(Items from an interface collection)
((

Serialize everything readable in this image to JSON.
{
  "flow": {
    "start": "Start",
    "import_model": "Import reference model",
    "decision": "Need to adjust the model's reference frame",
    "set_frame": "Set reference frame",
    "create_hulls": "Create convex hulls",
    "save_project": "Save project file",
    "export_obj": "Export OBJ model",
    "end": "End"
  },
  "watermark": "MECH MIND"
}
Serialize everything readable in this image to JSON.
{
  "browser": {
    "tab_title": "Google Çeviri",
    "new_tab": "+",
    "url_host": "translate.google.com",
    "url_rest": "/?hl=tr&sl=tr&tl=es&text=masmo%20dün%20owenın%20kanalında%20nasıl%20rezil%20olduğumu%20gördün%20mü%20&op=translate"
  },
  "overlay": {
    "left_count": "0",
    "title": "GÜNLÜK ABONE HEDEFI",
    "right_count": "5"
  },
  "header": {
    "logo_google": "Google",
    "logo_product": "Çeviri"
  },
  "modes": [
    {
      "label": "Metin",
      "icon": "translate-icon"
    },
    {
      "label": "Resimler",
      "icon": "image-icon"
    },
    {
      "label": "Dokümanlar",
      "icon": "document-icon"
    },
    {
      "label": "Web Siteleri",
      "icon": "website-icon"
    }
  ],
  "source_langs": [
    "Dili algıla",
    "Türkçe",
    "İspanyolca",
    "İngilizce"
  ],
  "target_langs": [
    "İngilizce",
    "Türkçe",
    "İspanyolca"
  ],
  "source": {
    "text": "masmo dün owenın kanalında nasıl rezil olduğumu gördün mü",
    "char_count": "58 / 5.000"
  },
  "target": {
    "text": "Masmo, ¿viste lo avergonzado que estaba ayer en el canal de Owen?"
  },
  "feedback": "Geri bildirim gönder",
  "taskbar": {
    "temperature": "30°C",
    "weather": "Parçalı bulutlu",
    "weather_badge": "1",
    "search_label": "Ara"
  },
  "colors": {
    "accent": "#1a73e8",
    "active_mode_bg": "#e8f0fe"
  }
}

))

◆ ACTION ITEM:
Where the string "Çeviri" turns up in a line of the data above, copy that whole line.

◆ REPLY TO THE EXERCISE:
    "tab_title": "Google Çeviri",
    "logo_product": "Çeviri"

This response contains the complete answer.